Playing in California

This is the time of year when I venture to California to visit with my mother.  While yet another snowstorm covers up the snowdrops again I visited my mother last week and checked up on the plants that are growing vigorously almost any time of year.  The outstanding elements in January are always the pair of Camellias that dominate the side of the house.

Camellia blooms dripping off the bush

Camellia wall

They grow so easily and flower so vigorously that it seems almost criminal.

Another spot that gets my every couple of months check is the back bed.  The back of the yard was once a lovely flower garden that my Dad planted but it got overrun with nut grass.  My cure was to build up the bed and put in pots with a drip irrigation system that waters only the pots not the surrounding earth.  This I did quite a few years ago and by and large it works pretty well if the irrigation tubes don’t get knocked off or the timer reset.

The back garden

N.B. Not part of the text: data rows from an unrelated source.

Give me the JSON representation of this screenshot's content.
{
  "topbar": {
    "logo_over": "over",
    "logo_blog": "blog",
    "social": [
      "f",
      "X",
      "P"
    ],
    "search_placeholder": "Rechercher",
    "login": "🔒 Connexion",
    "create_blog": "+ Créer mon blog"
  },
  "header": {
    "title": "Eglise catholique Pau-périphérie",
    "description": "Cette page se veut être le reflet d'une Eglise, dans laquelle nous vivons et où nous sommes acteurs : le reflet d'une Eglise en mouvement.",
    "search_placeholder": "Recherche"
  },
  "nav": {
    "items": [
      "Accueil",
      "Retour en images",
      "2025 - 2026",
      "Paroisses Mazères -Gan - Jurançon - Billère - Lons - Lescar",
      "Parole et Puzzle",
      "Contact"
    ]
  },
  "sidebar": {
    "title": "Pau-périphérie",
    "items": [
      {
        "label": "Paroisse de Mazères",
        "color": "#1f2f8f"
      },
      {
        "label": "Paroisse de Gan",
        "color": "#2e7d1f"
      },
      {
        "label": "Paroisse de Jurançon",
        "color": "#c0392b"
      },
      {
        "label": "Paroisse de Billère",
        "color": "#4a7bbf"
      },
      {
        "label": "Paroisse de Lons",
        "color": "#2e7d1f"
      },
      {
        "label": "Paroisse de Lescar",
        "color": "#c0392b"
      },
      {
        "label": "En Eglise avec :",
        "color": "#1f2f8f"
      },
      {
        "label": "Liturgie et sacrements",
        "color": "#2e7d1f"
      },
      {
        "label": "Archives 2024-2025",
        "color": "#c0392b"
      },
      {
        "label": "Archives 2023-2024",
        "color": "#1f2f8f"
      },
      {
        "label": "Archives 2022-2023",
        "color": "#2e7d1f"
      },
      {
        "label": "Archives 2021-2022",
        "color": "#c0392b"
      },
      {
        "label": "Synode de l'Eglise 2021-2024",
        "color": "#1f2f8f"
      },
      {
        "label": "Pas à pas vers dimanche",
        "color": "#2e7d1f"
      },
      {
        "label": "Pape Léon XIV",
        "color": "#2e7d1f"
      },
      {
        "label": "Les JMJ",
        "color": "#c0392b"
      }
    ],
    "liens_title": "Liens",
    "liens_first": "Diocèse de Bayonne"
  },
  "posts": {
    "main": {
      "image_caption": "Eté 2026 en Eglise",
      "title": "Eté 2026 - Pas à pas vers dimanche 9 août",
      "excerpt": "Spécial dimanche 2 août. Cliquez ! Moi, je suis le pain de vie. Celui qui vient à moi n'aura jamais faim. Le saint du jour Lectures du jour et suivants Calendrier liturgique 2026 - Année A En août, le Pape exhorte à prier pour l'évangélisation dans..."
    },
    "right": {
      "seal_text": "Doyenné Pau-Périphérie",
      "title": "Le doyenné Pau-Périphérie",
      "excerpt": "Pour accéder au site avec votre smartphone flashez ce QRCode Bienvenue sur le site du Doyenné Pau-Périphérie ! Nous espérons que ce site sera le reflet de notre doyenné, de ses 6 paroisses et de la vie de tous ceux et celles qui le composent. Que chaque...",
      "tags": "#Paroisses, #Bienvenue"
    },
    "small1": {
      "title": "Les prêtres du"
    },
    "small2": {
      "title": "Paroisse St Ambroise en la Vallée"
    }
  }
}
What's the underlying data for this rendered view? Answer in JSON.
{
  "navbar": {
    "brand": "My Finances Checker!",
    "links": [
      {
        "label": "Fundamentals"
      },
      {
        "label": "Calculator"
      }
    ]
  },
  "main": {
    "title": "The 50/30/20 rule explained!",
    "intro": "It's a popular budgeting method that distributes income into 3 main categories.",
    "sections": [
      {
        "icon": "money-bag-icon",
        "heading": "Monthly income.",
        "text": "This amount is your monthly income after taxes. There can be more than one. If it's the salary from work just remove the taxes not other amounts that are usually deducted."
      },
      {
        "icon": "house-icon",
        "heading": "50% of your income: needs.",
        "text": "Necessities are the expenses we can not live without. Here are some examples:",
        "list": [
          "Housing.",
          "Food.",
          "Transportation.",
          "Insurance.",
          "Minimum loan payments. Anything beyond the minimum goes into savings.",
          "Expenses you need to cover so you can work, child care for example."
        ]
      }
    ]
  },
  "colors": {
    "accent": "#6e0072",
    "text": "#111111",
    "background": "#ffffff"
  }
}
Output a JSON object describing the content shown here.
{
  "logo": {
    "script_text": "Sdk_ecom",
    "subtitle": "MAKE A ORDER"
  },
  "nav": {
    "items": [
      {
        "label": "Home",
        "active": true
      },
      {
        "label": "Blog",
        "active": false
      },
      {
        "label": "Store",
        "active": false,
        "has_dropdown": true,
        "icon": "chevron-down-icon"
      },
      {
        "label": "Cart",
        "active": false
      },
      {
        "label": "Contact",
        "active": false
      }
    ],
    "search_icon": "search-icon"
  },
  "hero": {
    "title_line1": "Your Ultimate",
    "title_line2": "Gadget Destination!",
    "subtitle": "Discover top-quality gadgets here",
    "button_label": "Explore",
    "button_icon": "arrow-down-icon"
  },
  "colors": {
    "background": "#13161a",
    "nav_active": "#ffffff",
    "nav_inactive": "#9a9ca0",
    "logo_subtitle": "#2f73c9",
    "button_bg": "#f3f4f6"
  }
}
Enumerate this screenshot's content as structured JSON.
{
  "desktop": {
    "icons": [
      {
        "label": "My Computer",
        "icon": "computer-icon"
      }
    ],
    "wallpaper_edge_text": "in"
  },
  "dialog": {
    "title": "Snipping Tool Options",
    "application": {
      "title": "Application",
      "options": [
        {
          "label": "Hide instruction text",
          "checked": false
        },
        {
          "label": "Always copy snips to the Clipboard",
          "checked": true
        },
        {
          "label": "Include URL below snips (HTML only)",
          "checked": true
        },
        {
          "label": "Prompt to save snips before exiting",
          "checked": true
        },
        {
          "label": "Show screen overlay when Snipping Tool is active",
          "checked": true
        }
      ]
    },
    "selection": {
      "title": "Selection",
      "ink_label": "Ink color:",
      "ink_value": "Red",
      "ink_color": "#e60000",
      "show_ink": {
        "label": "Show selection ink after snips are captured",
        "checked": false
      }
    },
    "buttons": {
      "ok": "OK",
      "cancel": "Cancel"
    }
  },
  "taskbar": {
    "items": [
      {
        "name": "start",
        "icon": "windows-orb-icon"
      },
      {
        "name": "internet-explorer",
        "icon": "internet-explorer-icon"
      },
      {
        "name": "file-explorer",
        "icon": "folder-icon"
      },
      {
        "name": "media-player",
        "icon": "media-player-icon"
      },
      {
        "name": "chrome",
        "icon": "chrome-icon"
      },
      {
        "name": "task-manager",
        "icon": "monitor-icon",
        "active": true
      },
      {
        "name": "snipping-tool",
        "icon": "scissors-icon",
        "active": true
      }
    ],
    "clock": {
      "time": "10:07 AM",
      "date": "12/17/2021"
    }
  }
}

There are now three dwarf citrus trees along the back wall and numerous perennials.  My mother pointed out last trip the value of pinning down the drip irrigation tubes and that has proved to be a very valuable step.  The citrus are yielding less than last year, but everyone is still pretty much alive back there and that’s a major plus.  That’s Cape Honeysuckle with the orange flowers hanging down from the porch.

Cape Honeysuckle (Tecomaria capensis)

This is a vigorous plant with attractive flowers the year round.

It’s a little bit early for the plants in the back bed to be flourishing, but I did notice that because of the heavy rains last month the part of the garden outside of the pots that does not get watered by irrigation was covered withs seedling Calendulas, a number of which were already up to flowering size.

Calendulas self-seeding

One could do worse than having Calendulas go wild.

I added a few plants this trip, as is my common practice.  This time I found a really nice tall Pink Coral Pea.  It fit in very nicely where the Dahlia had been eaten by snails and next to where the Bougainvillea has not made up its mind whether to grow or not.

New Pink Coral Pea (Hardenbergia violacea)

The large vine provides instant color to the bed.  However the joke was on me.  As my mother pointed out we already had two very large specimens of this big shrubby vine at the side of the house.

Existing Pink Cora Pea

Because the nursery plant was well ahead in flowering I didn’t realize that the same plants were already in the yard.  Credit one to the supervisor.

The Supervisor

I also put in a Peacock flower and an Anemone Coronaria, but the final step as an investment for the future was to add a little tomato plant.

Tomato seedling (Celebrity)

This one is surrounded by diatomaceous earth to provide an ancient drying spell against snails which run rampant in California gardens.  We’ll see if it makes a difference to the slimy sort…

3 comments on “Playing in California

  1. joco

    Hiya John,
    Thank you for taking us on your trip to the warmth and away from our own coolth.(Just learnt this was an actual word 🙂
    What a jolly lady, your mum, smiling at us in such a friendly manner. You can tell her how much I envy her those wonderful camellias. And so many buds still to come.
    Enjoy the rest of your time together.

  2. Noelle/azplantlady

    Growing up in California, I enjoyed gardening there very much. It is amazing how easy it is to grow plants there. I love the hardenbergia. My six are blooming and provide welcome winter color to the garden.

  3. Dirty Girl Gardening

    That hardenbergia is going to go nuts on that fence! They grow so fast.